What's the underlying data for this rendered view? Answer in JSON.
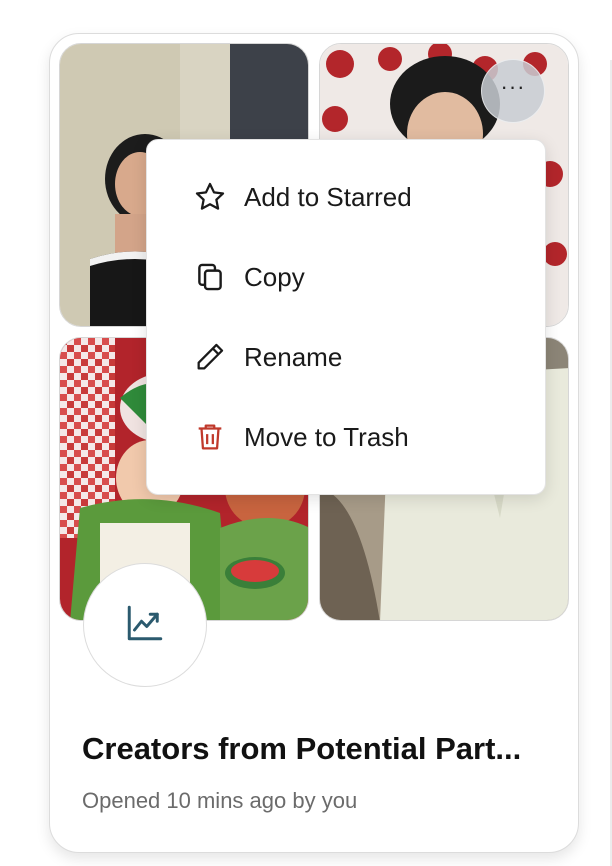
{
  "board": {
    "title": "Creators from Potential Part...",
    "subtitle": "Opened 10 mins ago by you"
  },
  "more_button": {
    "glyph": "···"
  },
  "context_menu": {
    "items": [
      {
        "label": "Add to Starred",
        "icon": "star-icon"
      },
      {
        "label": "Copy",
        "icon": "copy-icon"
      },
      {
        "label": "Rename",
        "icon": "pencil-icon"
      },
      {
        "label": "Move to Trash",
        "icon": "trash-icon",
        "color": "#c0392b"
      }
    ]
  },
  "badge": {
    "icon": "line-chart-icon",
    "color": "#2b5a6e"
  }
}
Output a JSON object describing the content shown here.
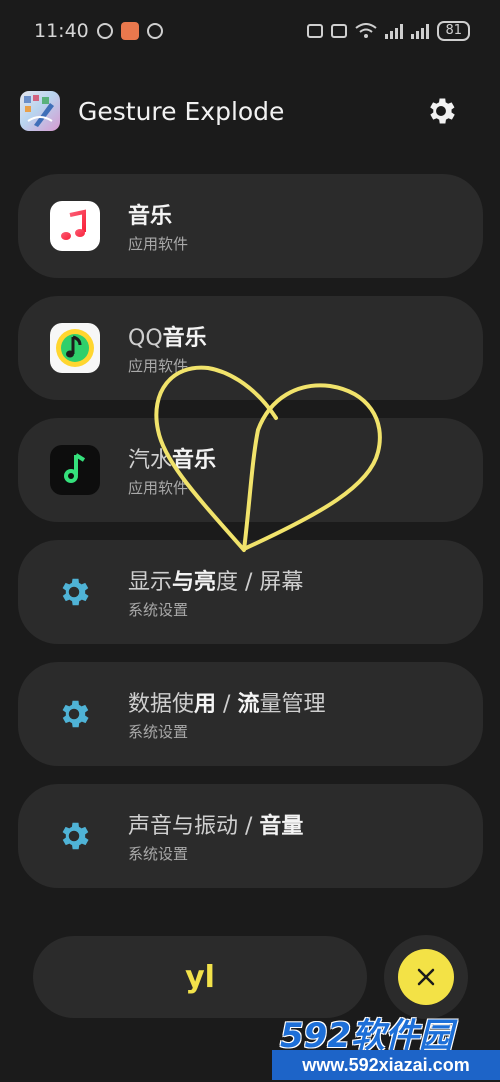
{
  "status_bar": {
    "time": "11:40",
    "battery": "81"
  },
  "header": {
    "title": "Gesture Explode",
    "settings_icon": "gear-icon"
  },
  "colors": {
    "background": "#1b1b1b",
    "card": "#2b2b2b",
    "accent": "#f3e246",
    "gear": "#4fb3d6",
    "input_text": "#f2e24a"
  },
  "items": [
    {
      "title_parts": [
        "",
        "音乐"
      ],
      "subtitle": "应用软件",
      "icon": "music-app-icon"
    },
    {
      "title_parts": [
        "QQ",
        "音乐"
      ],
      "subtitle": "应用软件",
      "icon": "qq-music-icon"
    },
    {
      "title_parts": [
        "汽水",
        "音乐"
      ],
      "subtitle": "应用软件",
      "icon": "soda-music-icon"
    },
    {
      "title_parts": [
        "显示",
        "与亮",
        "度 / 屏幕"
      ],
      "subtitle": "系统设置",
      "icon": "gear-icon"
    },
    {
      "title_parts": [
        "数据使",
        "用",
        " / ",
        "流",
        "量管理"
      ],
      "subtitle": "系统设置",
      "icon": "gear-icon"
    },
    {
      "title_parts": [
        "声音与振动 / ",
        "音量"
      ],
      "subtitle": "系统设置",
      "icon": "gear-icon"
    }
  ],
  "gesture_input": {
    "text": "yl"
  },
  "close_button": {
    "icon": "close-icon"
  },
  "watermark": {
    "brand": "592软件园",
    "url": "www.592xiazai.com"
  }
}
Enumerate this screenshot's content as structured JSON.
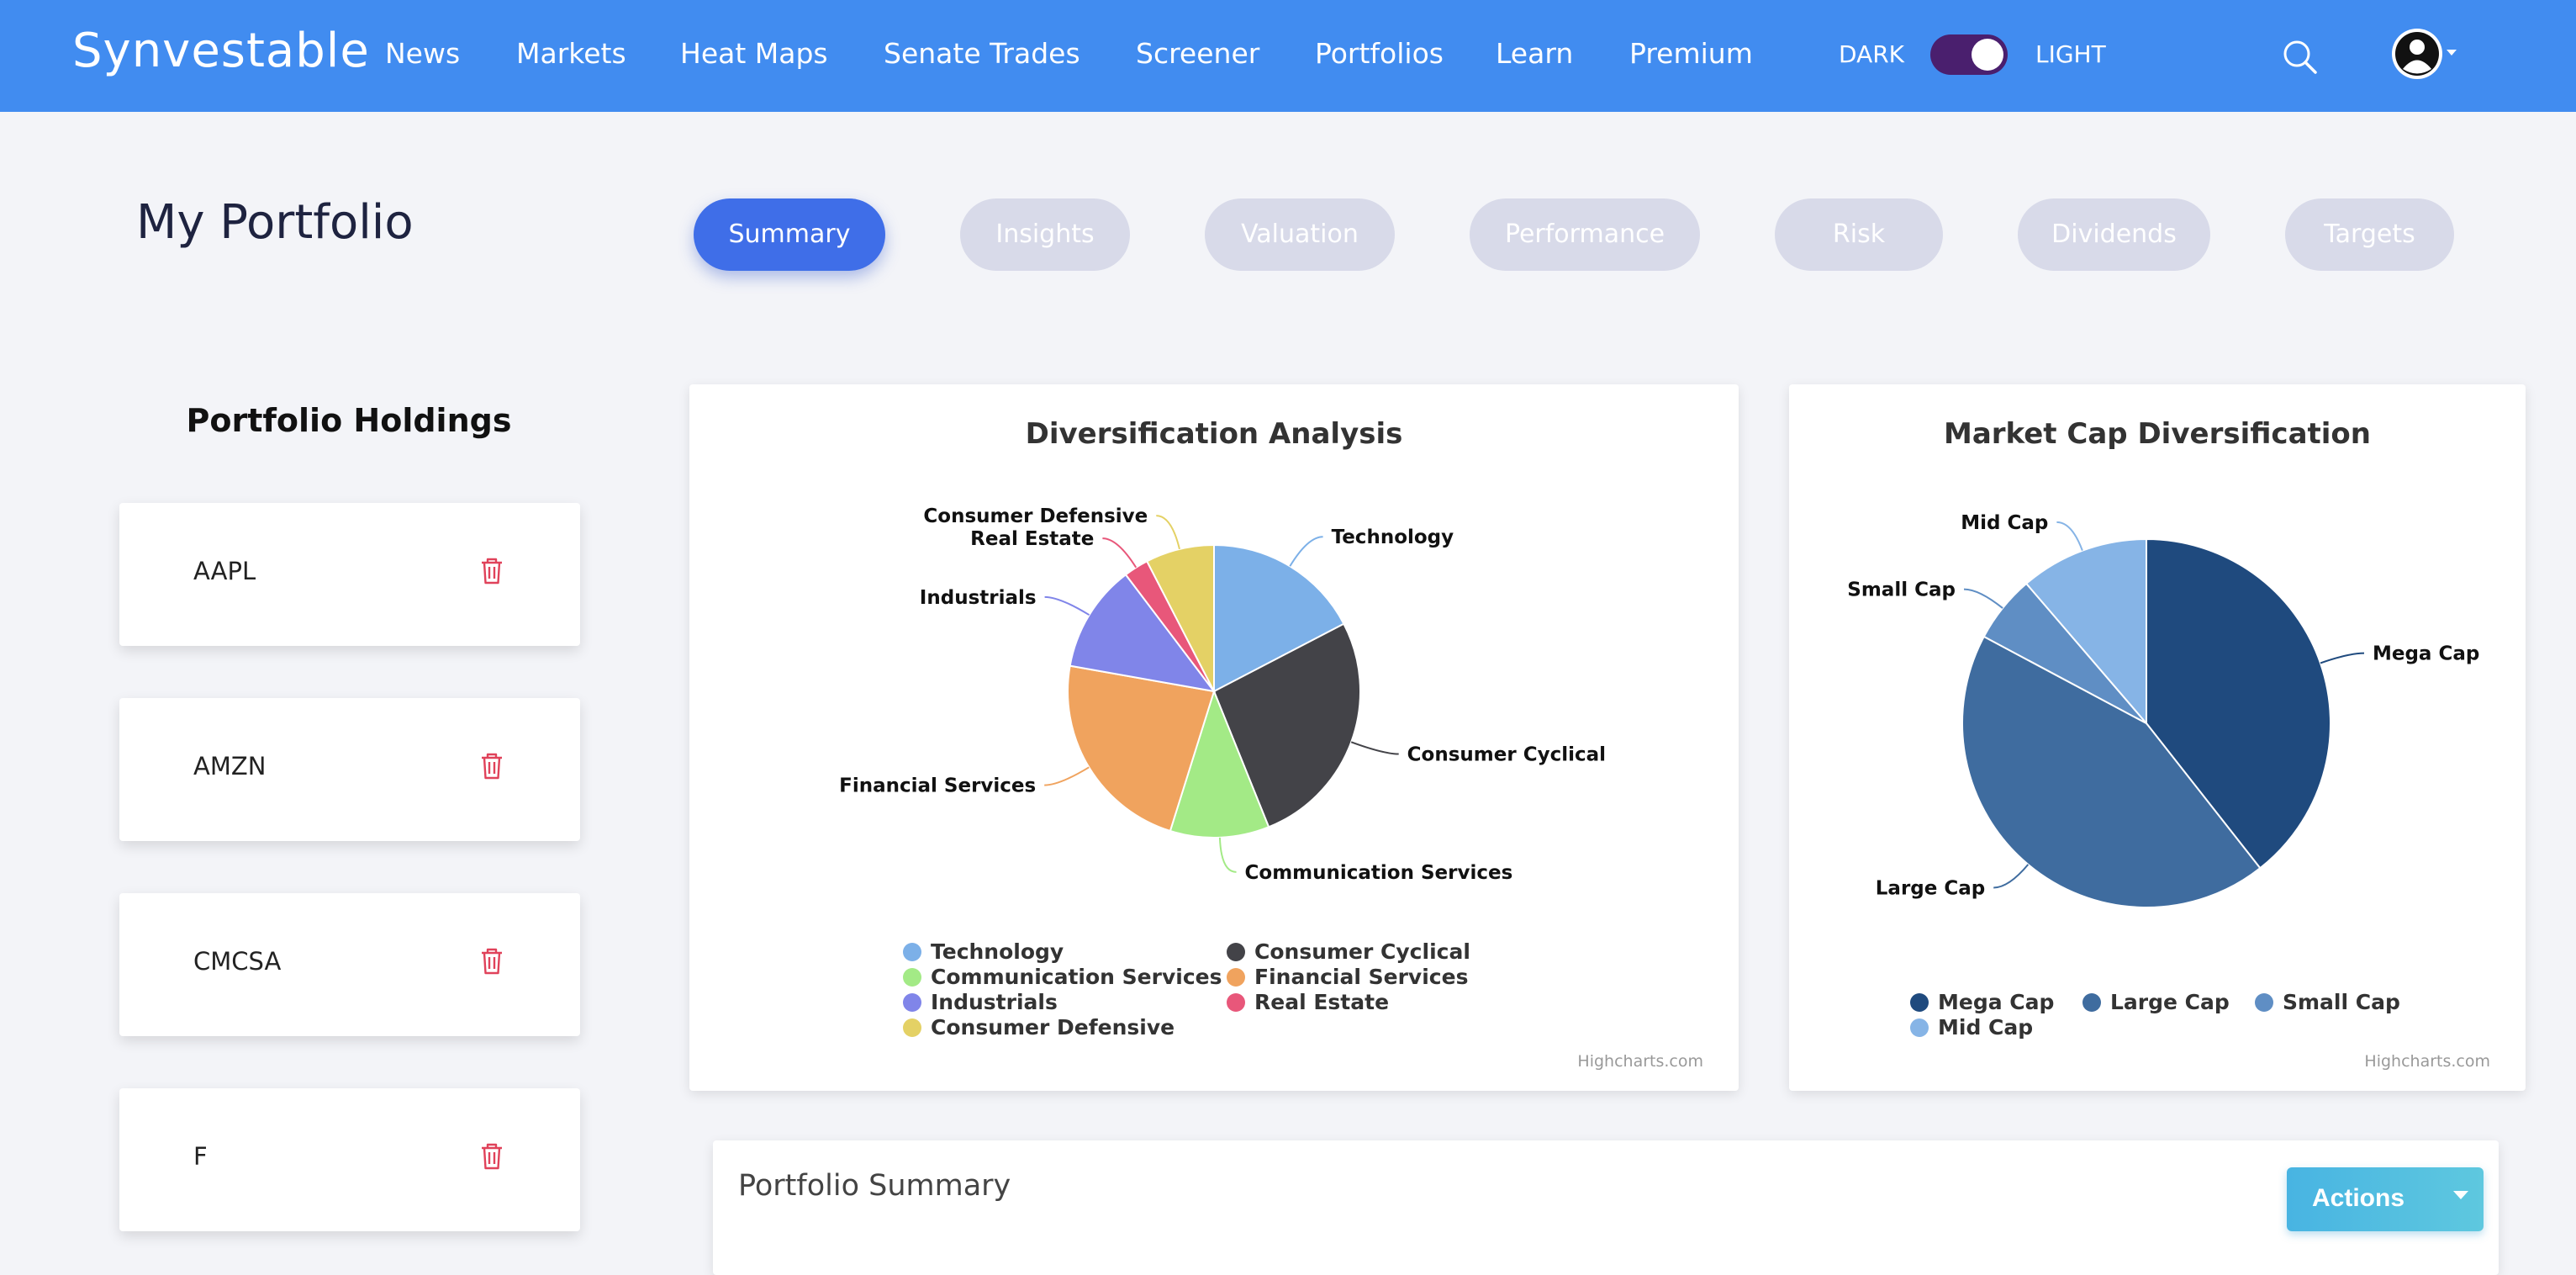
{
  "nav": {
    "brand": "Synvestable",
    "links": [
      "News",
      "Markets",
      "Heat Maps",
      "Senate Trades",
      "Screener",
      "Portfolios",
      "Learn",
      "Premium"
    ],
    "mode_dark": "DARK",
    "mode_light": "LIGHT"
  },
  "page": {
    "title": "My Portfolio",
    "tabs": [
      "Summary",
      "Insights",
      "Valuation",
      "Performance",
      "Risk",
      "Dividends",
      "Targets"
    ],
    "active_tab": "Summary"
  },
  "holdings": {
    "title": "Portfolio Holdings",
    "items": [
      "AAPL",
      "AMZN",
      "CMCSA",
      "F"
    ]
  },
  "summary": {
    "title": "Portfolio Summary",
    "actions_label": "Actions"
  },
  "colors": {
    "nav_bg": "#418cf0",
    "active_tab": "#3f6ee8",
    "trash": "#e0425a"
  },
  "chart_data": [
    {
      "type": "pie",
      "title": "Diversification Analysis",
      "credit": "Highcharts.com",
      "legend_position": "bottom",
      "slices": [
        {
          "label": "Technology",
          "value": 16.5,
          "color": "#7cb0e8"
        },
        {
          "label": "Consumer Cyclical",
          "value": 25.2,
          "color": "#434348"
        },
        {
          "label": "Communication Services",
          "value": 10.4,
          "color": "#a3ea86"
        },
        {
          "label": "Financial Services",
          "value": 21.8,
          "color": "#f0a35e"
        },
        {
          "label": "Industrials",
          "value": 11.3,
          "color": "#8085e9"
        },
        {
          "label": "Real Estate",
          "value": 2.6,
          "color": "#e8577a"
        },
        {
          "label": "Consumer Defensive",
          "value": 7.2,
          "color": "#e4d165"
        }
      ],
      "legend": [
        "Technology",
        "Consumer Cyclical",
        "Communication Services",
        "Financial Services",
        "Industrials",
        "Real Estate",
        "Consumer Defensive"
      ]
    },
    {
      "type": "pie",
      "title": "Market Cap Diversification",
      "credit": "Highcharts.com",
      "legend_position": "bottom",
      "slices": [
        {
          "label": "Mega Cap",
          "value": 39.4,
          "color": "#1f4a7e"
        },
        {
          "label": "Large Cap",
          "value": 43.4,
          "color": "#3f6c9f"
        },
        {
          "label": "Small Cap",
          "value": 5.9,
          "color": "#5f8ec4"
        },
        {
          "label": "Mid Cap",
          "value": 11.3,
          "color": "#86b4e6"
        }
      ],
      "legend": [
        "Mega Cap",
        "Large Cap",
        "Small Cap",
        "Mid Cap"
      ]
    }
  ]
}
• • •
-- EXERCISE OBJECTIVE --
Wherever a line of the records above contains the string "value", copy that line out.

-- EXERCISE RESULT --
          "value": 16.5,
          "value": 25.2,
          "value": 10.4,
          "value": 21.8,
          "value": 11.3,
          "value": 2.6,
          "value": 7.2,
          "value": 39.4,
          "value": 43.4,
          "value": 5.9,
          "value": 11.3,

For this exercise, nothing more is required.